Required action: Wherever "Nguyễn" turns up in the entries, copy out the line that holds it.

****************

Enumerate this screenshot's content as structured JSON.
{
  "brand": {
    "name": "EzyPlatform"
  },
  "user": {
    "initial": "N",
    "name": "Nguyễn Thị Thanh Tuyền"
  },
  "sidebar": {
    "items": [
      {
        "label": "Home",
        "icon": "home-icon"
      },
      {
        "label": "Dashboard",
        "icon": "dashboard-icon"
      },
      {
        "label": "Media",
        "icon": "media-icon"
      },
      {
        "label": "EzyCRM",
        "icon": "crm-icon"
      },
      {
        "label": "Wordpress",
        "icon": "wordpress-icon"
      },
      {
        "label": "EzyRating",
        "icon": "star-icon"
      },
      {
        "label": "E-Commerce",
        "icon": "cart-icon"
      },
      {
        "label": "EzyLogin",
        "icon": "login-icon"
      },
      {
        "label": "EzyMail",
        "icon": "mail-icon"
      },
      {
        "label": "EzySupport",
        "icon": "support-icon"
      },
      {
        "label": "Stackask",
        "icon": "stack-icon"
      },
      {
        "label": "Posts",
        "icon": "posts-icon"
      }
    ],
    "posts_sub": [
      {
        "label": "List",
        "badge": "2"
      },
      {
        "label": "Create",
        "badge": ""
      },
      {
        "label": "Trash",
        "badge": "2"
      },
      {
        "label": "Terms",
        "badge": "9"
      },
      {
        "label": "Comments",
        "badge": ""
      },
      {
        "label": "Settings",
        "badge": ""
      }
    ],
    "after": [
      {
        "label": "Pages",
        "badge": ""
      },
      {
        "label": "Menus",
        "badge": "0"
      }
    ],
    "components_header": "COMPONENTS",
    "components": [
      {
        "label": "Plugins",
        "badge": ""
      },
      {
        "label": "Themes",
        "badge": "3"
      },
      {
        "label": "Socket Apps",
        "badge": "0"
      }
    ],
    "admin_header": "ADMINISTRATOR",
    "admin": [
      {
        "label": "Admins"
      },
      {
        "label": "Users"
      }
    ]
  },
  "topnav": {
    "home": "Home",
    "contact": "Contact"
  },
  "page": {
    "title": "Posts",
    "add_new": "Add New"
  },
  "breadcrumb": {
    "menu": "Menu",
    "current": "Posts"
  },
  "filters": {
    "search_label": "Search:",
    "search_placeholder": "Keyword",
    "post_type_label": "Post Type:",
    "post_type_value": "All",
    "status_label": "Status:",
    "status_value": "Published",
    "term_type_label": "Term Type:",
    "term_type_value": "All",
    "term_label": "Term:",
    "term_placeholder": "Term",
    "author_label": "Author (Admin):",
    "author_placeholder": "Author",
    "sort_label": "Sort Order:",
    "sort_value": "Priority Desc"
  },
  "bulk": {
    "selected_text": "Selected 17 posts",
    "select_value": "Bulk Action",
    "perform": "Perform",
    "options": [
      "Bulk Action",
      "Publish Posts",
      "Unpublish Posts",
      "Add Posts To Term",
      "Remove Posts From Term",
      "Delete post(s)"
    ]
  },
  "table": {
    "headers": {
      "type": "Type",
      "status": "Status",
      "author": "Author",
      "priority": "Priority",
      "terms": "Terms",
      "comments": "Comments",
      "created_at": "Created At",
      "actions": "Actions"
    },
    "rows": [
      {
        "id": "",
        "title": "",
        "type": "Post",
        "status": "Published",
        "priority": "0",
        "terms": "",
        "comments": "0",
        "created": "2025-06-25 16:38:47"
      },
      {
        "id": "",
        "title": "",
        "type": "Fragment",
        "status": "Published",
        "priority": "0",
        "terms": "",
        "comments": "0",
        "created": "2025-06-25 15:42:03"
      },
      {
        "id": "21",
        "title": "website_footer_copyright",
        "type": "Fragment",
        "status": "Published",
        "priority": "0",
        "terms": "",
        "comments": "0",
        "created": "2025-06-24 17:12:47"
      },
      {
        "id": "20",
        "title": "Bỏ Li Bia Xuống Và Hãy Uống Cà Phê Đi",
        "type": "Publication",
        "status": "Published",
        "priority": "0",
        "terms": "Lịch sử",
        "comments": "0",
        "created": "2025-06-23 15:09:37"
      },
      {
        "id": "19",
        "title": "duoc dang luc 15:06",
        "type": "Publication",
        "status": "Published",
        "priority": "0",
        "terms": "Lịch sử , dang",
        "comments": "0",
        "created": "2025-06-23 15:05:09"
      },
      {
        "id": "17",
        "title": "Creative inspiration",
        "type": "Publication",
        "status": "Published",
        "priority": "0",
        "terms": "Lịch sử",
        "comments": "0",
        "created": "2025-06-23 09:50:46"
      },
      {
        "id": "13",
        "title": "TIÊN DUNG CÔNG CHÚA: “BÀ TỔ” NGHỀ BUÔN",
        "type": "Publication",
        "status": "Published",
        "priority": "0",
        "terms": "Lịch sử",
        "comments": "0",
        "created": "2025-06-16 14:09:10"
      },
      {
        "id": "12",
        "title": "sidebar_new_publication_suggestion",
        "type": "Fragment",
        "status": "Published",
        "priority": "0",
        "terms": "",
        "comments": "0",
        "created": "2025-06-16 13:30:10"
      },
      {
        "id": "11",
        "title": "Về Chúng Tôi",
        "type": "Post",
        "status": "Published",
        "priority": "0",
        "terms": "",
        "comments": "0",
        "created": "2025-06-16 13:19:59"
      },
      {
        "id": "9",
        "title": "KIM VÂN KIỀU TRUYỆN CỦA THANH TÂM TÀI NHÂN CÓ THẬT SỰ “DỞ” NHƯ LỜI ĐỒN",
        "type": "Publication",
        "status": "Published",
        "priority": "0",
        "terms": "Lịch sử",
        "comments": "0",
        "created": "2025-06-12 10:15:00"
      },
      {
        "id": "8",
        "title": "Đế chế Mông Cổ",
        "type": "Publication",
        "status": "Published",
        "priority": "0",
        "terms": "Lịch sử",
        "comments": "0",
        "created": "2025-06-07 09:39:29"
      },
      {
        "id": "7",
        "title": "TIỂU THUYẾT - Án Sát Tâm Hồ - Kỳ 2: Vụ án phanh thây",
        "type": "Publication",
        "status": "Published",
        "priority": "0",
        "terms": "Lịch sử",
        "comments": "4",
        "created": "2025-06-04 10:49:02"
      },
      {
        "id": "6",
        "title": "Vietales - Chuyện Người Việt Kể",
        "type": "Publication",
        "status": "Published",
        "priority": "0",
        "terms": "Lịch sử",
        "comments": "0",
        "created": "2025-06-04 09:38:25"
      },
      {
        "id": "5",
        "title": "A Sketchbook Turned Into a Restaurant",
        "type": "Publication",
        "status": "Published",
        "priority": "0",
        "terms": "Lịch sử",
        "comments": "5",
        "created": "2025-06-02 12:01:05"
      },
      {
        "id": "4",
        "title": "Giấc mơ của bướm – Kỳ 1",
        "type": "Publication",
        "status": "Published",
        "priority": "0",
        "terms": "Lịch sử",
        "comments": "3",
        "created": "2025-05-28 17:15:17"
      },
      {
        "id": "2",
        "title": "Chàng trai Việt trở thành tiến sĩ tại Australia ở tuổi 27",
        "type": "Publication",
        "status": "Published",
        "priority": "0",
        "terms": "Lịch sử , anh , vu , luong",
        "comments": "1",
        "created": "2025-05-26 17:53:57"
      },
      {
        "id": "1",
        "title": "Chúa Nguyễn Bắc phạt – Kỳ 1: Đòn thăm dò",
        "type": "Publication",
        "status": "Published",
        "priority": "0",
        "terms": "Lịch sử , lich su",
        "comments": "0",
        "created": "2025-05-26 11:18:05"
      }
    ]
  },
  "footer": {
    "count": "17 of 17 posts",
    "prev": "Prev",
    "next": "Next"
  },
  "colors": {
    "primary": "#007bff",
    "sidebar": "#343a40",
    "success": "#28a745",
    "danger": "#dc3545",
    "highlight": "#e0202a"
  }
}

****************

Answer to this exercise:
    "name": "Nguyễn Thị Thanh Tuyền"
        "title": "Chúa Nguyễn Bắc phạt – Kỳ 1: Đòn thăm dò",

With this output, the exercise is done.